▼
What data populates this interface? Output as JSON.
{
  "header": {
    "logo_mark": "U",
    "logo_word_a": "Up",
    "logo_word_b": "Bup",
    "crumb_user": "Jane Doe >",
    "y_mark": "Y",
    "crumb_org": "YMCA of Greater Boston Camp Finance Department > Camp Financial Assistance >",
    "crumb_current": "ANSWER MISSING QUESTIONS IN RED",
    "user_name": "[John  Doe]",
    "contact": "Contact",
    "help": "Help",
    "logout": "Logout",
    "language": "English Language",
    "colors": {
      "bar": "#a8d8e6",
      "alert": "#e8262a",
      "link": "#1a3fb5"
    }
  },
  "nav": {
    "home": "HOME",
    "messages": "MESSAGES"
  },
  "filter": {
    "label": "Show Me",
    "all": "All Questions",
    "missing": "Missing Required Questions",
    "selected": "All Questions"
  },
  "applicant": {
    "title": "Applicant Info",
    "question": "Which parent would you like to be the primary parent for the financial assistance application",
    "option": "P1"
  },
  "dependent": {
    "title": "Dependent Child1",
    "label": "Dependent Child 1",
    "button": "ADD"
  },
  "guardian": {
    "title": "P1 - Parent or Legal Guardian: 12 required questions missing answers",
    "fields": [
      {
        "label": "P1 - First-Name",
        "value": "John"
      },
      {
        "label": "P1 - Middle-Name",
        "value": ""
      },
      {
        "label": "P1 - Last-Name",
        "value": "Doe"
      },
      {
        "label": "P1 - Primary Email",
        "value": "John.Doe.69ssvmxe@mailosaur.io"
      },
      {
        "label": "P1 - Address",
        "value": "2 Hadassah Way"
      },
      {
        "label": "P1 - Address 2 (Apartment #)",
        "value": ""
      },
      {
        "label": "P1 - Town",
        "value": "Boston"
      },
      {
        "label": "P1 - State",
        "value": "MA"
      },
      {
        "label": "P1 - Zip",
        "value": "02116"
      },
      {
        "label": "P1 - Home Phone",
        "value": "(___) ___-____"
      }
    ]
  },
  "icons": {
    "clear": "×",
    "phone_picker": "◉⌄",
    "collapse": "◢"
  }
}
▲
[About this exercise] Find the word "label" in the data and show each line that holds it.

[Exercise response]
    "label": "Show Me",
    "label": "Dependent Child 1",
        "label": "P1 - First-Name",
        "label": "P1 - Middle-Name",
        "label": "P1 - Last-Name",
        "label": "P1 - Primary Email",
        "label": "P1 - Address",
        "label": "P1 - Address 2 (Apartment #)",
        "label": "P1 - Town",
        "label": "P1 - State",
        "label": "P1 - Zip",
        "label": "P1 - Home Phone",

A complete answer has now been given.